SAMSON, Ala - Many around Samson knew Bruce Maloy as their town's comedian, a goodhearted, wiry little jokester who was always boasting about hitting it big someday.
In life, he never really got the spotlight he was seeking. But in the days following a massacre that shattered their small Alabama community, some have dropped the comedian label and replaced it with another: Hero.
On Friday, witnesses and authorities said Maloy, the 10th and final victim of Tuesday's shooting rampage by Michael McLendon, single-handedly tried to end the violence with his beat-up old pickup truck.
With gunshots still echoing through downtown Samson and the killer headed toward a bigger city 12 miles away, Maloy chased McLendon's dark red Mitsubishi out of town, ramming the vehicle at least once.
Maloy briefly slowed down the killer, and he may have given police and state troopers time to catch up to McLendon, said Geneva County Chief Deputy Tony Helms. But it cost him his life.
"There's a hero in all of this that nobody is talking about, and that's Bruce Maloy," said Jim Stromenger, a dispatcher with the Samson Police Department.
McLendon shot the 51-year-old welder to death at a lonesome spot on Alabama 52 before eluding police in Geneva and killing himself with a single gunshot to the head at a former workplace, Reliable Products.
"Whether Bruce was following him in an attempt to find out where he went, stop him, I don't know. But I think he deserves recognition for what he did," said Helms.
Helms was one of two officers involved in a dizzying, final shootout with McLendon at Reliable Products.
A divorced father with three grown children, Maloy lived in an old trailer off a dirt road on the outskirts of town. Christmas lights still hang from the side.
Maloy's youngest child, 19-year-old Eva Maloy, helped his ex-wife and friends gather a few items from his home Friday as others made funeral arrangements. She's not exactly sure what her father did that day, but the idea of him giving his life to help others wasn't surprising.
"It sounds like him," said Maloy.
Initial reports depicted Maloy as the final victim of random gunshots sprayed by McLendon who also killed his mother, four more relatives and four bystanders in Alabama's worst mass killing. A truer picture emerged when investigators spoke with witnesses, piecing together details of McLendon's 24-mile path of death, Helms said.
Maloy was stopped at a traffic light on Main Street in Samson, headed west toward his home. Shots rang out to his left at the Big Little Store, and McLendon pulled out of the parking lot going east toward Geneva.
Two workers at Samson Feed and Seed saw Maloy whip his ragged old Isuzu pickup to the left, doing a U-turn and gunning it as he took off after McLendon.

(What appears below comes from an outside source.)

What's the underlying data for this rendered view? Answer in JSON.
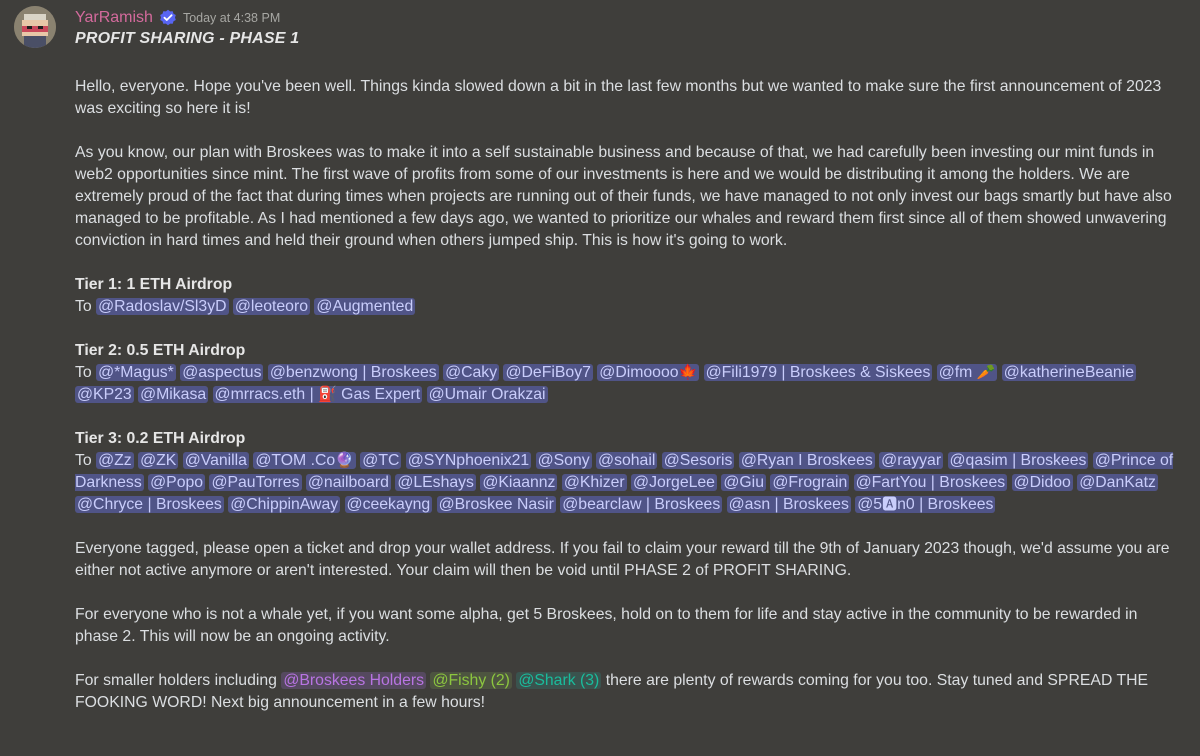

With Maloy behind him, McLendon shot at a hardware store and a car stopped at a red light and kept going. Within seconds, Craig Harrison saw both vehicles speed past his business.
"The car came by and Bruce was right behind him. He wasn't two car lengths away from him," said Harrison, who formerly employed Maloy at Craig's Cycle and Marine. Harrison heard two more shots and believes McLendon was trying to get Maloy off his tail.
Maloy's chase ended 2.4 miles from where it began. Damage to the front of Maloy's truck indicates he rammed McLendon at least once, and the Mitsubishi had damage to its rear, although a police car could have done that.
Near a pipe plant just inside the city limits, McLendon fired at least three shots at Maloy after a collision. Two bullets hit metal, a third went through the windshield and struck Maloy.
Some people didn't like being around Maloy because he was such a big talker, Harrison said. He could be a little obnoxious with his joking and boasting.
But Samson now knows him as someone much different.
"He needs some recognition for what he did," said Harrison. "It was something he always wanted, and now the old boy won't see it."